Recall that Bayesian theory accounts for epistemic and aleatoric uncertainties, meanwhile frequentist methods account only for aleatoric uncertainty. Frequentist statistics have uncertainty estimates are based on all possible datasets which could have been generated by the data generating mechanism, inference is based also on unobserved data, and estimates are derived to fulfil frequency properties. They strive for unbiasedness, minimum variance and calibration of confidence intervals, given finite data. The unbiasedness requirement may give high variance/useless estimates. Confidence intervals are defined to have the true value inside the interval \(\alpha \%\) of the cases of repeated data generation from the data generating mechanism.

Some common statistical tests with Bayesian models:

- t-test : mean of data
- paired t-test : mean of differences
- two-sample t-test: group means
- ANOVA : hierarchical models

In frequentitst hypothesis testing, we can make estimates and confidence intervals but for some reason null hypothesis testing has had a very big role (#ASK Is this because of falsification?) - reporting only the null hypothesis testing result throws away a lot of useful information. One problem of frequentist hypothesis testing is that it asks what if the data is generated from the smaller model, without telling whether the complex model is good enough - doing model checking for all models is preferable.

In the Bayesian setting, instead of hypothesis testing, we can report the full posterior distribution, and use it to compare expert information or combine with utility/cost function. People do all sorts of things except using the full posterior, see slides for more information.

Bayes factors are (very) sensitive to the prior choice. (#TODO Understand the simulation experiment plot)

Gaussian Process (GP) example, with case where optimization does not give good results compared to integration when using smaller sample sizes, and when using heteroskedastic noise modelled as another GP itself.

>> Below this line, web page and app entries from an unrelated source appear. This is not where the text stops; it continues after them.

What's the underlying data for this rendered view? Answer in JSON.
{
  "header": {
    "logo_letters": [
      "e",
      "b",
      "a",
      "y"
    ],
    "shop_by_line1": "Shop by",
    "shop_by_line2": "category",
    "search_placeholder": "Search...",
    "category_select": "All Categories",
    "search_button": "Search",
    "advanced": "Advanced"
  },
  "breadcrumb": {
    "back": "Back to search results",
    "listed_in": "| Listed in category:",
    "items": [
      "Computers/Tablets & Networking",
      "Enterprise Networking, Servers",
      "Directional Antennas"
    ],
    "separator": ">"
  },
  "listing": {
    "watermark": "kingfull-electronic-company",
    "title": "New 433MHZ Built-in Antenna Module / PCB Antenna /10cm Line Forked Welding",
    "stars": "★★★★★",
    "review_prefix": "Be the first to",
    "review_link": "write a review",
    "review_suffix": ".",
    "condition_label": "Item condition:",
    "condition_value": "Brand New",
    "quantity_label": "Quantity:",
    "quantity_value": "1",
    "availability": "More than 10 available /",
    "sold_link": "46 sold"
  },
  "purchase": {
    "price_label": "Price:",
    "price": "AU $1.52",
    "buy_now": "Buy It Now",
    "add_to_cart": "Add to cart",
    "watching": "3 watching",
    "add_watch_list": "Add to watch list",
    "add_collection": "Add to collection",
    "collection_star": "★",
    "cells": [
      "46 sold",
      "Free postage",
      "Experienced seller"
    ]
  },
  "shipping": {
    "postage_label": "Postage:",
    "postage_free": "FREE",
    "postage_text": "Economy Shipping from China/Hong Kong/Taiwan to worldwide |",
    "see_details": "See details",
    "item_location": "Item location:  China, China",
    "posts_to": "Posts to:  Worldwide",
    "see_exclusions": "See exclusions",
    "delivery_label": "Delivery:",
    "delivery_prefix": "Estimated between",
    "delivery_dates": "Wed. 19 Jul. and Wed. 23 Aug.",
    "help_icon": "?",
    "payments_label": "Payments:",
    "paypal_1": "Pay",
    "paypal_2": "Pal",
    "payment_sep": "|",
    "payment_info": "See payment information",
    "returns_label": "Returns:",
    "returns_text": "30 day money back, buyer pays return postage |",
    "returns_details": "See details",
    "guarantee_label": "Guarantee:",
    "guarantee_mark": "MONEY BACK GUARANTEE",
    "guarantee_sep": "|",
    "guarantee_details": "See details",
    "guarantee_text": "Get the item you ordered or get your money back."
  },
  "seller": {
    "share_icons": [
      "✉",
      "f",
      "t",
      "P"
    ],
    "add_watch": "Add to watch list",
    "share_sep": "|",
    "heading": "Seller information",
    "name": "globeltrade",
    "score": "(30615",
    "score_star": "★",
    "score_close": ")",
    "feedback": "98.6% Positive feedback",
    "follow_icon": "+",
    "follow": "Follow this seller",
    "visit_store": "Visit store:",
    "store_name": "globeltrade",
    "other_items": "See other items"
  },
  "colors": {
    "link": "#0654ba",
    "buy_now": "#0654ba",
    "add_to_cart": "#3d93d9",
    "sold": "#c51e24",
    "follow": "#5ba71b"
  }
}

Logistic regression example to show that model selection does not necessarily avoid overfitting, here, with 100 samples and integrating over the posterior still gives worse log probability on a test set as the covariates increase, with 30 completely irrelevant variables. (#TODO Think about this example very deeply). Having a Gaussian prior with mean 0 and variance 3 gives prior predictive probabilities close to 0 or 1 for the model as the number of covariates increase. If instead we scale the prior with the number of predictors, this problem is mitigated. Going beyond to weakly relevant covariates, this better prior does improve test log probability as the number of covariates increase while the unscaled version has approximately constant log probability. With correlated relevant variables, unscaled prior gives worse log probability meanwhile scaled priors improves it with around a constant gap between the log probability of the training data.

### Extended topics

## Assignments

### Main project

Registration deadline:

Project Deadline:Choose a non-trivial dataset and report a Bayesian workflow performed to analyse this data. Ideas for datasets are mentioned in the course webpage.

This involves:

- Making a notebook in Python or R.
- This should be similar to one from Stan case studies.
- Page count is limited to 20, including figures.

- Oracle presentation, sometime between
- A high level but sufficiently detailed presentation of 10 minutes.

- .

The overall Bayesian workflow should involve:

- Description of the data and a thorough analysis of the problem.
- Description of atleast 2 models, e.g. non-hierarchical and hierarchical, linear and non-linear, models under variable-selection etc.
- Informative or weakly informative priors, with description of prior choices.
- Stan code, or rstanarm/brms alongside details of use such as parameters used, system it is run on etc.
- Convergence diagnostics such as \(\hat{R}\), divergences, effective sample size etc.
- Posterior predictive checks.
- Model comparison e.g. with Leave-one-out.
- Predictive performance assessment if applicable.
- Sensitivity analysis with respect to prior choices.
- Discussion of challenges and potential improvements.